LaserDiscs Were Analog
Based on LaserVision (combination of MCA Disco-Vision and Philips Video Long Play), the LaserDisc recorded an analog composite video signal on a continuous, spiraling track (see CLV). Each side of the 12" platter held one hour of video in 108,000 frames.

For interactive training and games, a circular track held one video frame (see CAV), and 54,000 frames provided 30 minutes of video per side. The first LaserDiscs recorded analog audio, but digital audio was later added, and newer players supported multiple language soundtracks.

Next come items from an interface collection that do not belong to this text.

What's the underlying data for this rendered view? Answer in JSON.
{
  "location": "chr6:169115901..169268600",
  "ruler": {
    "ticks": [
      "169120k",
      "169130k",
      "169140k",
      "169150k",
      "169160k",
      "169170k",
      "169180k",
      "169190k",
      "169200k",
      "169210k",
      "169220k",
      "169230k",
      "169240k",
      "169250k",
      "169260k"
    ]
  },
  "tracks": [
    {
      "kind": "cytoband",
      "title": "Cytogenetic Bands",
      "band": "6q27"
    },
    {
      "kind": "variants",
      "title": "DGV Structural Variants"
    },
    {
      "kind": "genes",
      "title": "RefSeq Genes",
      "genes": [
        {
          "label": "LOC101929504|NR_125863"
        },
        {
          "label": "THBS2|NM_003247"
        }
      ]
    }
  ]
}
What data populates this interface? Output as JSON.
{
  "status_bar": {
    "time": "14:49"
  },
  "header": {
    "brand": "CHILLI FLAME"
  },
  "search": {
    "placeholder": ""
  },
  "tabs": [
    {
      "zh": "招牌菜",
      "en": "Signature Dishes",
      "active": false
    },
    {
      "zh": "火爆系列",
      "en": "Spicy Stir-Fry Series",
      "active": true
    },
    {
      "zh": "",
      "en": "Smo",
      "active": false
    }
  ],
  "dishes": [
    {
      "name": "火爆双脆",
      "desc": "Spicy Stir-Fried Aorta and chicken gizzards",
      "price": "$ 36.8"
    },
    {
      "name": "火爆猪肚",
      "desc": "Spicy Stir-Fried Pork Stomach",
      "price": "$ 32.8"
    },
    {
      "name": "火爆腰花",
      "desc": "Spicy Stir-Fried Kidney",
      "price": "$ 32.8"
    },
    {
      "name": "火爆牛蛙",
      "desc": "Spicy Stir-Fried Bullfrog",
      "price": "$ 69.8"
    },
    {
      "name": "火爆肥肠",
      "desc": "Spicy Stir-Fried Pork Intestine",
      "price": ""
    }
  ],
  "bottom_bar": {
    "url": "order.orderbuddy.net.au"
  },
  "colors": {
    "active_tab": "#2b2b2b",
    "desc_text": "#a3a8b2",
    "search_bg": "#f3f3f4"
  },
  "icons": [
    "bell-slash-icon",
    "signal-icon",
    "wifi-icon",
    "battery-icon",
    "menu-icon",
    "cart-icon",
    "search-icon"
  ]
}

See CED.

Pioneer LaserDisc Player
The LaserDisc platter looks like a monster next to a DVD. Nevertheless, in the 1980s, the LaserDisc was very high tech.
References in periodicals archive ?
While stressing that there is room for all, the executive said true home theater's basic component are a largescreen television, a hi-fi stereo source - a hi-fi VCR or laserdisk player, or stereo signal from cable or satellite system - and right, left and center channel speakers with a Dolby surround sound decoder.
These presentations might be videotapes, laserdisk images, KC Discover graphs, computer simulations, or live chemical demonstrations.
LP Interviews Chris Pooley of SilverPlatter: New Products, New Software, and a Network," Laserdisk Professional (March 1989): 17.
published The Laserdisk Professional six times during its first year and emphasized practical evaluations and reviews.
Offering the highest digital video playback quality available, NetStream 2 plays streaming video on VGA displays and television sets with better quality than cable television, VHS tape, or laserdisk.
Interest in the technology is sufficient to support two publications specifically designed for the librarian, including CD-ROM Librarian (monthly) and Laserdisk Professional (bi-monthly).
Williams Learning Network (WLN) offers CD-ROM and interactive video laserdisk multimedia training courseware which combines full motion video, high resolution 3-D graphics and animation, interactive exercises and digital audio to create true multimedia learning programs.
Its availability is due to the power of today's microprocessors, a maturing laserdisk technology, and the recent industry-wide adoption CD-ROM standards.
MPEG-2 video compression allows several hours of video to be stored on one DVD' CD, rendering today's laserdisk players obsolete and cutting video disk costs.
This module also allows for dual video windows from independent or similar video sources and video in capabilities to view live video from NTSC or PAL sources such as camcorders, VCRs and laserdisk players.
This module also features dual video windows and "video in" capabilities to view live video from NTSC or PAL sources like camcorders, VCRs and laserdisk players.
which produces the laserdisks used by Taylor for his lessons.